** Extracted material follows **

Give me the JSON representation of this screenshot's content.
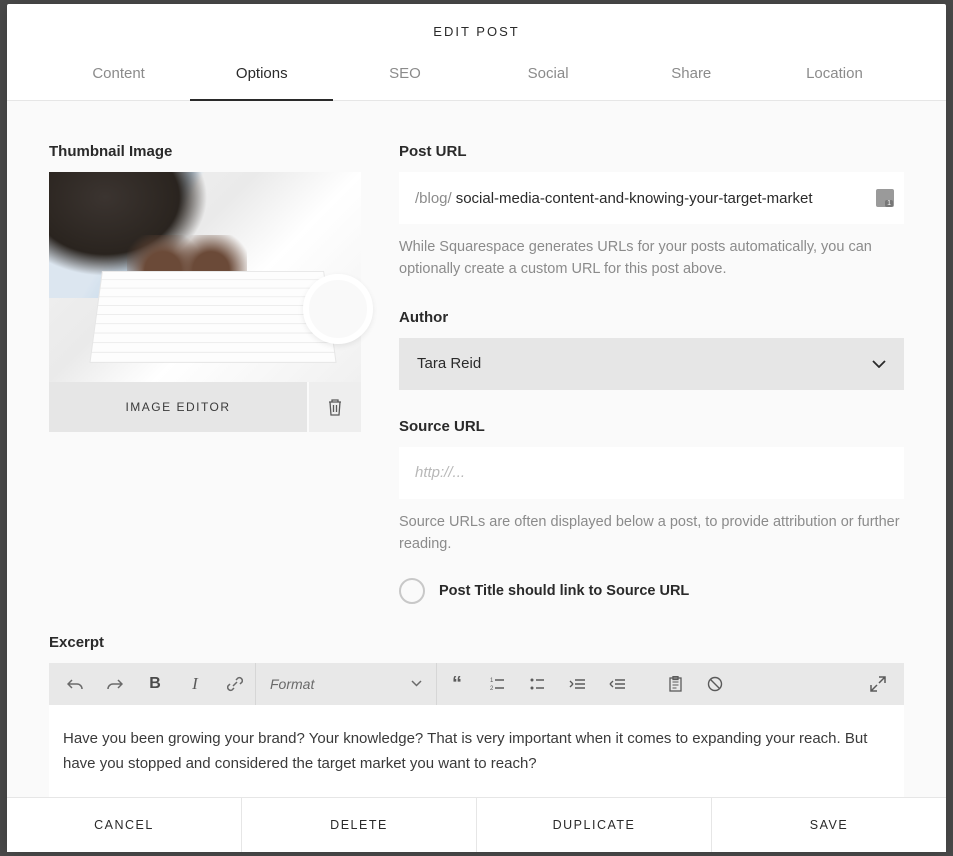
{
  "header": {
    "title": "EDIT POST"
  },
  "tabs": [
    {
      "label": "Content",
      "active": false
    },
    {
      "label": "Options",
      "active": true
    },
    {
      "label": "SEO",
      "active": false
    },
    {
      "label": "Social",
      "active": false
    },
    {
      "label": "Share",
      "active": false
    },
    {
      "label": "Location",
      "active": false
    }
  ],
  "thumbnail": {
    "label": "Thumbnail Image",
    "editor_button": "IMAGE EDITOR"
  },
  "post_url": {
    "label": "Post URL",
    "prefix": "/blog/",
    "value": "social-media-content-and-knowing-your-target-market",
    "help": "While Squarespace generates URLs for your posts automatically, you can optionally create a custom URL for this post above."
  },
  "author": {
    "label": "Author",
    "selected": "Tara Reid"
  },
  "source_url": {
    "label": "Source URL",
    "placeholder": "http://...",
    "value": "",
    "help": "Source URLs are often displayed below a post, to provide attribution or further reading.",
    "link_title_toggle_label": "Post Title should link to Source URL"
  },
  "excerpt": {
    "label": "Excerpt",
    "format_label": "Format",
    "body": "Have you been growing your brand? Your knowledge? That is very important when it comes to expanding your reach. But have you stopped and considered the target market you want to reach?"
  },
  "footer": {
    "cancel": "CANCEL",
    "delete": "DELETE",
    "duplicate": "DUPLICATE",
    "save": "SAVE"
  }
}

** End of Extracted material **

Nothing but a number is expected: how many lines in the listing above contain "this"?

2